In the past, I posted a vlog about what to expect during your child’s speech language evaluation. I have also covered red flags to watch for that may indicate your child should should be evaluated by a Speech-Language Pathologist for feeding difficulties, language delays , and/or speech sound (articulation) difficulties.
If you are concerned that your child is demonstrating delays in their speech sounds, language, or feeding/swallowing, it is time to seek out a professional evaluation. You may should also have your child evaluated, if he or she is showing signs of stuttering or problems with their voice.
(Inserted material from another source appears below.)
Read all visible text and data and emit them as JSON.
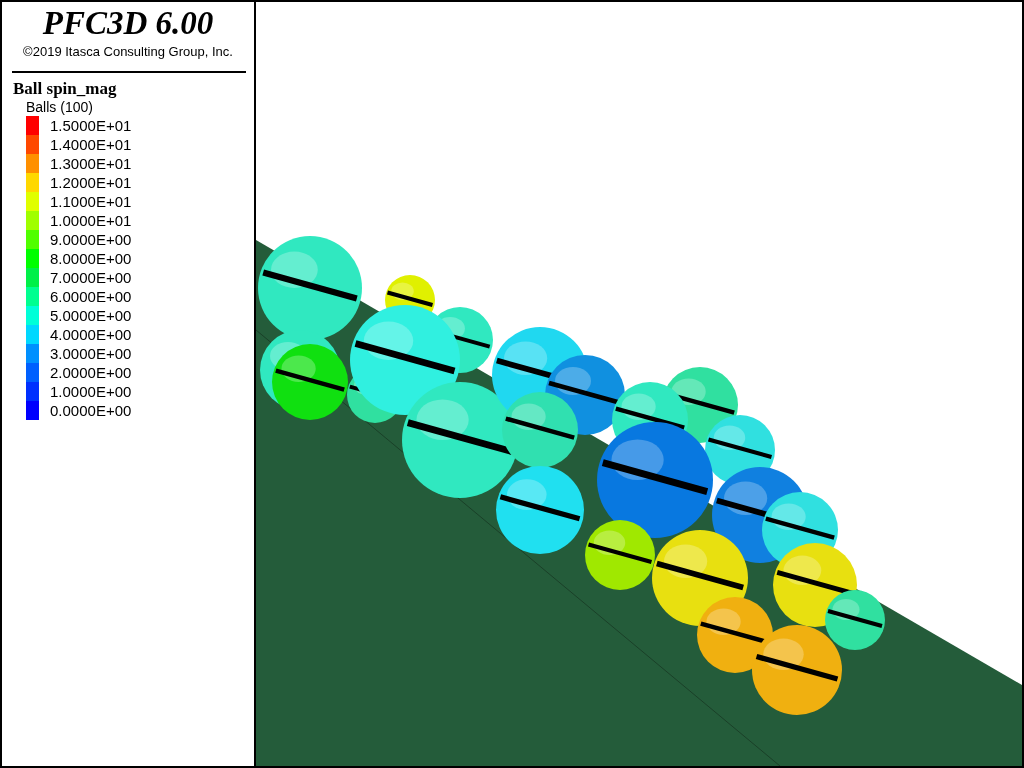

An evaluation should be completed by a certified Speech-Language Pathologist, which means they hold their Certificate of Clinical Competence.
Requirements for Certificate of Clinical Competence
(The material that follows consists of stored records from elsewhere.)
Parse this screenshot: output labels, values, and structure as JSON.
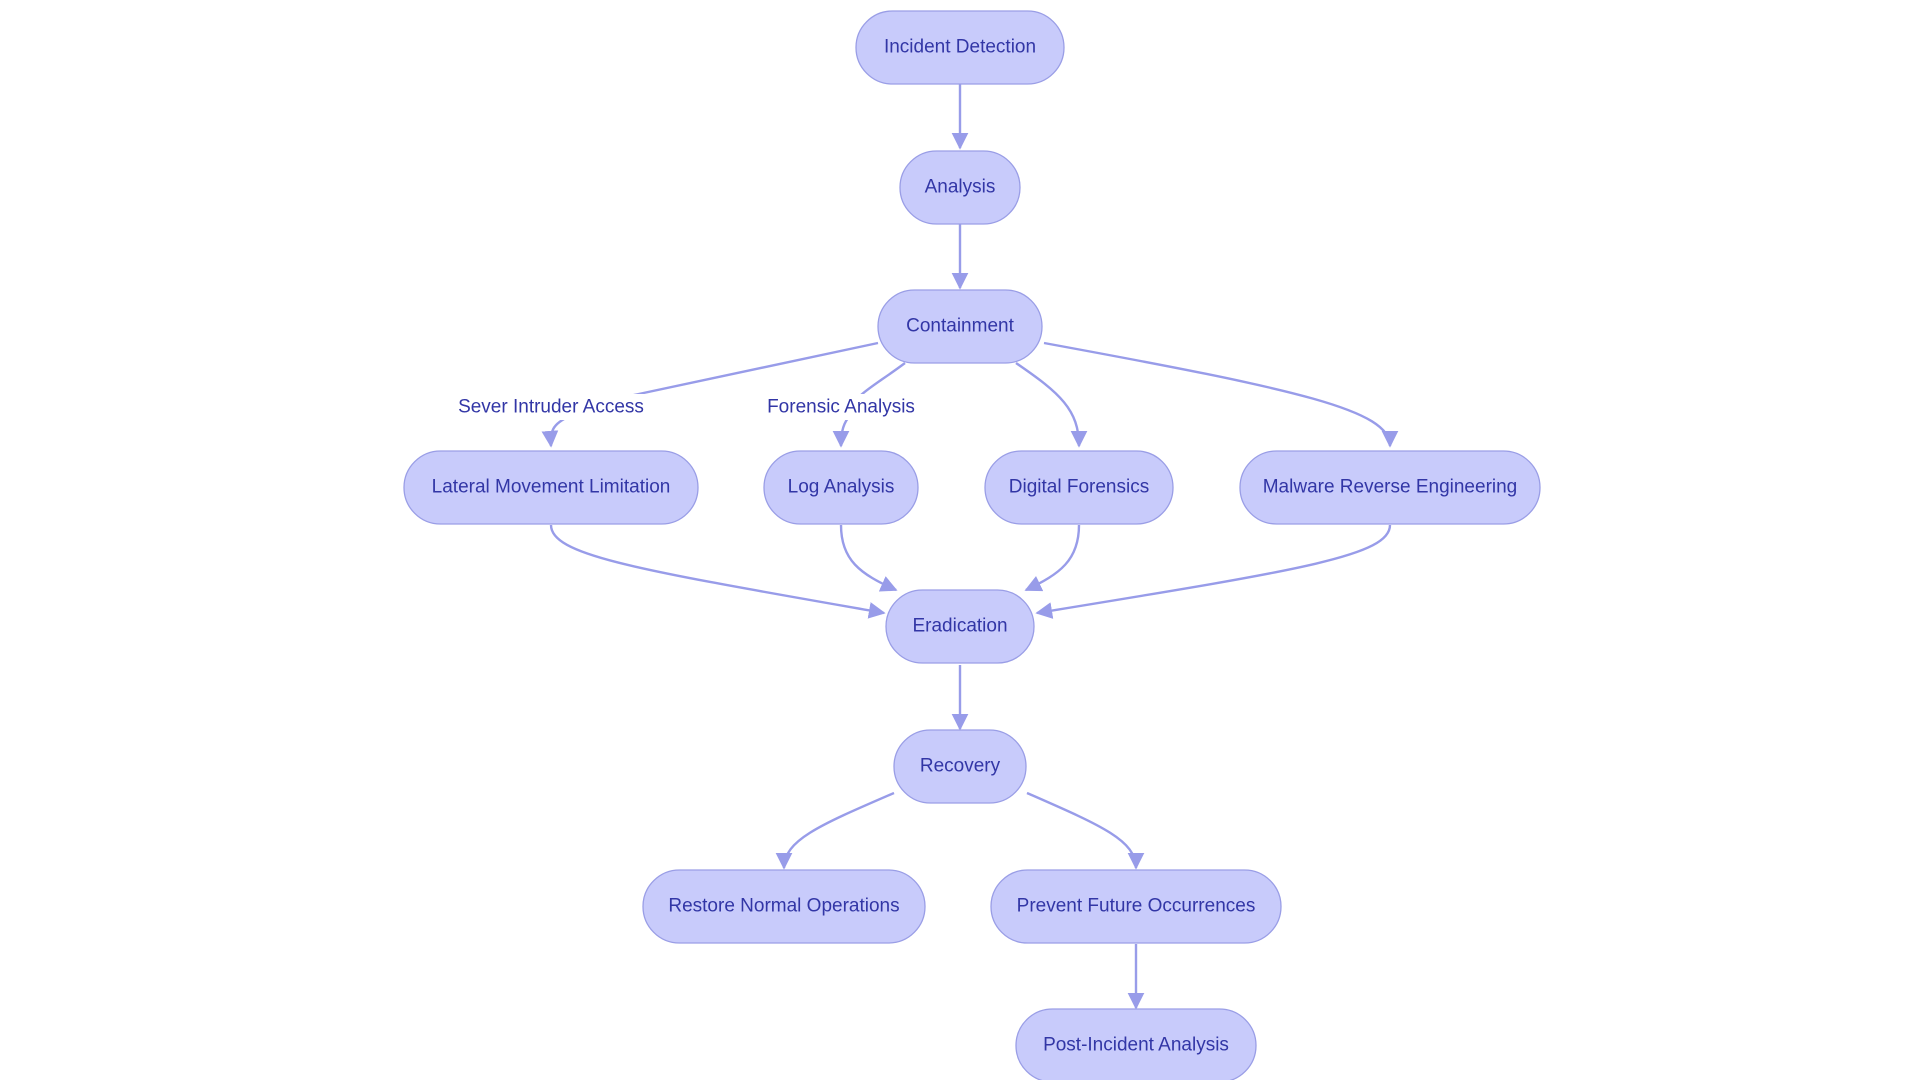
{
  "diagram": {
    "type": "flowchart",
    "direction": "top-down",
    "colors": {
      "node_fill": "#c8cbfb",
      "node_stroke": "#9a9ee6",
      "text": "#3236a6",
      "edge": "#989ce9"
    },
    "nodes": {
      "incident_detection": "Incident Detection",
      "analysis": "Analysis",
      "containment": "Containment",
      "lateral_movement_limitation": "Lateral Movement Limitation",
      "log_analysis": "Log Analysis",
      "digital_forensics": "Digital Forensics",
      "malware_reverse_engineering": "Malware Reverse Engineering",
      "eradication": "Eradication",
      "recovery": "Recovery",
      "restore_normal_operations": "Restore Normal Operations",
      "prevent_future_occurrences": "Prevent Future Occurrences",
      "post_incident_analysis": "Post-Incident Analysis"
    },
    "edges": [
      {
        "from": "incident_detection",
        "to": "analysis",
        "label": ""
      },
      {
        "from": "analysis",
        "to": "containment",
        "label": ""
      },
      {
        "from": "containment",
        "to": "lateral_movement_limitation",
        "label": "Sever Intruder Access"
      },
      {
        "from": "containment",
        "to": "log_analysis",
        "label": "Forensic Analysis"
      },
      {
        "from": "containment",
        "to": "digital_forensics",
        "label": ""
      },
      {
        "from": "containment",
        "to": "malware_reverse_engineering",
        "label": ""
      },
      {
        "from": "lateral_movement_limitation",
        "to": "eradication",
        "label": ""
      },
      {
        "from": "log_analysis",
        "to": "eradication",
        "label": ""
      },
      {
        "from": "digital_forensics",
        "to": "eradication",
        "label": ""
      },
      {
        "from": "malware_reverse_engineering",
        "to": "eradication",
        "label": ""
      },
      {
        "from": "eradication",
        "to": "recovery",
        "label": ""
      },
      {
        "from": "recovery",
        "to": "restore_normal_operations",
        "label": ""
      },
      {
        "from": "recovery",
        "to": "prevent_future_occurrences",
        "label": ""
      },
      {
        "from": "prevent_future_occurrences",
        "to": "post_incident_analysis",
        "label": ""
      }
    ],
    "edge_labels": {
      "sever_intruder_access": "Sever Intruder Access",
      "forensic_analysis": "Forensic Analysis"
    }
  }
}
- Completed intensive course work through an accredited graduate school
- Passed a national examination
- Completed a clinical fellowship year
- Participates in ongoing continuing education courses
Where to Locate a Certified Speech-Language Pathologist
Based on your child’s age, areas of weaknesses and your medical insurance, there are several different options when determining where to bring your child for a Speech-Language evaluation.
Age Specific Speech Language Evaluation Options
- Early Intervention (Birth to Three Years)- A federally funded program that is mandated by law, early intervention programs provide a wide range of services to children and their families. These services are provided for free or at a low cost, depending on the state. Services provide may include speech therapy, occupational and physical therapy, vision therapy, educational services, deaf and hard of hearing services and more. Please visit The National Early Childhood Technical Assistance Program to locate specific contact information by State.
- Public School System (Ages 3 to 5 Years)- Under federal law, your local public school system is required to provide your child with a full speech language evaluation. Based on assessment results, your child may qualify for speech therapy services through the school system. Contact the special education department in your local school district to schedule the assessment.
- Public School System (Ages 5 to 21) – At age 5, your local school district is mandated under federal law to assess your child’s speech and language skills, should you have concerns. If he/she meets the requirements for services, they will receive individual and/or group therapy while at school. The frequency of services are based on your child’s severity level. Service frequency may also be impacted by caseload size although it shouldn’t. You will need to be a strong advocate for your child, remaining involved in his/her treatment and requesting an increase in services should you feel it is necessary.
- Hospital Setting (All Ages) Community hospitals may or may not provide speech and language services for children. Children’s hospitals provide a wide range of services for all pediatric speech and language disorders, including feeding disorders, voice disorders, and augmentative alternative communication needs.
- Outpatient Clinic (All Ages) There are two main types of outpatient clinics, full rehabilitation centers that may include speech, physical and occupational therapy, and stand alone Speech Therapy businesses.
- Private Practice (Age Range Varies) Speech-Language Pathologist’s who run a practice may or may not accept insurance. Some private practice’s specialize in specific diagnosis and/or disorders.
- University Clinic (All Ages) Universities or colleges that have Speech Language programs provide evaluation and therapy services as part of the graduate school curriculum. Therapy services will often be carried out by a graduate student who is supervised under a professor, associate professor, or doctorate student.
Important Resources to Locate a Speech-Language Pathologist in Your Community
- To search for Speech-Language Pathologist by state, disorder or age specialty, please visit the American Speech-Language-Hearing Association .
- Visit the Specialty Board on Swallowing and Swallowing Disorders to locate a SLP certified in the evaluation and treatment of feeding and swallowing disorders.
- Check out the Specialty Board on Fluency Disorders for a provider trained in stuttering.
Be sure to come back for tomorrow’s post on how to prepare for your child’s speech language evaluation. If you found this post interesting or helpful, please post it to Pinterest or Tweet about using the socialize buttons below. Stay up to date on these weekly speech, language, and feeding articles, by subscribing to the posts by entering your e-mail address in the left sidebar.